Dataset rows for apps and sites:

::::

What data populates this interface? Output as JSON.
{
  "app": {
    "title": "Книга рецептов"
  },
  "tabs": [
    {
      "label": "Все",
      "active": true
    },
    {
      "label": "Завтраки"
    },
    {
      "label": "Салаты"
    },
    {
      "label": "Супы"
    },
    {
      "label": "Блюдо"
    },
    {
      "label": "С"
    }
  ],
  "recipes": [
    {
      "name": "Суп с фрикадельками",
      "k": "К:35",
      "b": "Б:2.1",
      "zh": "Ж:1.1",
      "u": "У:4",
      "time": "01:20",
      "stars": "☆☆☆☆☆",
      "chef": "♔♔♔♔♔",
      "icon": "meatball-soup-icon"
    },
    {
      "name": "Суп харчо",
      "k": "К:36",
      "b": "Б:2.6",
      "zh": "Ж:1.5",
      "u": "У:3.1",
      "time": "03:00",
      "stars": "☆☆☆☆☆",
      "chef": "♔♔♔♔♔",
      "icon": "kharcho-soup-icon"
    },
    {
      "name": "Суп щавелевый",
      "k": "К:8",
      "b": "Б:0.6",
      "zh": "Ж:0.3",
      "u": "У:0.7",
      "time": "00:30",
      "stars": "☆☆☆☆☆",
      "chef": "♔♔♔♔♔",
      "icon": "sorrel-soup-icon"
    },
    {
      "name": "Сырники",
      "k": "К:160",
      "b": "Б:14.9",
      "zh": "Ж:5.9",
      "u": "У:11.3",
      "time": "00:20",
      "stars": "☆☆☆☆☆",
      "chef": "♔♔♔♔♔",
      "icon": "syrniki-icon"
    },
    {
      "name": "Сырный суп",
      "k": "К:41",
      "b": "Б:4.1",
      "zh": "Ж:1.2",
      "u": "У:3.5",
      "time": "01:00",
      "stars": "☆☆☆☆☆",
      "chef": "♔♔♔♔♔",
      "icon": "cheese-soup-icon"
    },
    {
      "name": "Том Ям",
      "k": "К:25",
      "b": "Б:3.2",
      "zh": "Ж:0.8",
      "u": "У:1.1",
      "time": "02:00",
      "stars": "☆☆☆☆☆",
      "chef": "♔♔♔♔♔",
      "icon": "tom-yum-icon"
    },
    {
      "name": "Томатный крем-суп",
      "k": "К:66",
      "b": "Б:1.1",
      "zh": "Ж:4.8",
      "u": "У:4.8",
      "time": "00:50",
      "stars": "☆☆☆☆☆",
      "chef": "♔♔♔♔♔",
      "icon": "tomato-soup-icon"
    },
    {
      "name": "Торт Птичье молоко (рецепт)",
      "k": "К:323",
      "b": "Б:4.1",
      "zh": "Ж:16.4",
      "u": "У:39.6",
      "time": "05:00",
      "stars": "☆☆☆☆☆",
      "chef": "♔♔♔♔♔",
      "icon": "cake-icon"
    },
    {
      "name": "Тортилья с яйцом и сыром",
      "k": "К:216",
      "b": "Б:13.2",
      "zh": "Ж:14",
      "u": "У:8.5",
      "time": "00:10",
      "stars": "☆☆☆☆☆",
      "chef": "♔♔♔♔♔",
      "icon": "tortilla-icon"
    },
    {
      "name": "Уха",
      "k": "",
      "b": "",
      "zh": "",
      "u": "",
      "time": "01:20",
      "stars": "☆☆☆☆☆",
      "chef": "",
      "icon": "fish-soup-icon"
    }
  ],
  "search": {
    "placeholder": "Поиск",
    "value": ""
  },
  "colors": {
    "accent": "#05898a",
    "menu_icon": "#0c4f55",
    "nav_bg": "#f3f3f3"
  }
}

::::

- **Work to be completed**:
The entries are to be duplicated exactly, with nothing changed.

- **Solution to this exercise**:
What data populates this interface? Output as JSON.
{
  "app": {
    "title": "Книга рецептов"
  },
  "tabs": [
    {
      "label": "Все",
      "active": true
    },
    {
      "label": "Завтраки"
    },
    {
      "label": "Салаты"
    },
    {
      "label": "Супы"
    },
    {
      "label": "Блюдо"
    },
    {
      "label": "С"
    }
  ],
  "recipes": [
    {
      "name": "Суп с фрикадельками",
      "k": "К:35",
      "b": "Б:2.1",
      "zh": "Ж:1.1",
      "u": "У:4",
      "time": "01:20",
      "stars": "☆☆☆☆☆",
      "chef": "♔♔♔♔♔",
      "icon": "meatball-soup-icon"
    },
    {
      "name": "Суп харчо",
      "k": "К:36",
      "b": "Б:2.6",
      "zh": "Ж:1.5",
      "u": "У:3.1",
      "time": "03:00",
      "stars": "☆☆☆☆☆",
      "chef": "♔♔♔♔♔",
      "icon": "kharcho-soup-icon"
    },
    {
      "name": "Суп щавелевый",
      "k": "К:8",
      "b": "Б:0.6",
      "zh": "Ж:0.3",
      "u": "У:0.7",
      "time": "00:30",
      "stars": "☆☆☆☆☆",
      "chef": "♔♔♔♔♔",
      "icon": "sorrel-soup-icon"
    },
    {
      "name": "Сырники",
      "k": "К:160",
      "b": "Б:14.9",
      "zh": "Ж:5.9",
      "u": "У:11.3",
      "time": "00:20",
      "stars": "☆☆☆☆☆",
      "chef": "♔♔♔♔♔",
      "icon": "syrniki-icon"
    },
    {
      "name": "Сырный суп",
      "k": "К:41",
      "b": "Б:4.1",
      "zh": "Ж:1.2",
      "u": "У:3.5",
      "time": "01:00",
      "stars": "☆☆☆☆☆",
      "chef": "♔♔♔♔♔",
      "icon": "cheese-soup-icon"
    },
    {
      "name": "Том Ям",
      "k": "К:25",
      "b": "Б:3.2",
      "zh": "Ж:0.8",
      "u": "У:1.1",
      "time": "02:00",
      "stars": "☆☆☆☆☆",
      "chef": "♔♔♔♔♔",
      "icon": "tom-yum-icon"
    },
    {
      "name": "Томатный крем-суп",
      "k": "К:66",
      "b": "Б:1.1",
      "zh": "Ж:4.8",
      "u": "У:4.8",
      "time": "00:50",
      "stars": "☆☆☆☆☆",
      "chef": "♔♔♔♔♔",
      "icon": "tomato-soup-icon"
    },
    {
      "name": "Торт Птичье молоко (рецепт)",
      "k": "К:323",
      "b": "Б:4.1",
      "zh": "Ж:16.4",
      "u": "У:39.6",
      "time": "05:00",
      "stars": "☆☆☆☆☆",
      "chef": "♔♔♔♔♔",
      "icon": "cake-icon"
    },
    {
      "name": "Тортилья с яйцом и сыром",
      "k": "К:216",
      "b": "Б:13.2",
      "zh": "Ж:14",
      "u": "У:8.5",
      "time": "00:10",
      "stars": "☆☆☆☆☆",
      "chef": "♔♔♔♔♔",
      "icon": "tortilla-icon"
    },
    {
      "name": "Уха",
      "k": "",
      "b": "",
      "zh": "",
      "u": "",
      "time": "01:20",
      "stars": "☆☆☆☆☆",
      "chef": "",
      "icon": "fish-soup-icon"
    }
  ],
  "search": {
    "placeholder": "Поиск",
    "value": ""
  },
  "colors": {
    "accent": "#05898a",
    "menu_icon": "#0c4f55",
    "nav_bg": "#f3f3f3"
  }
}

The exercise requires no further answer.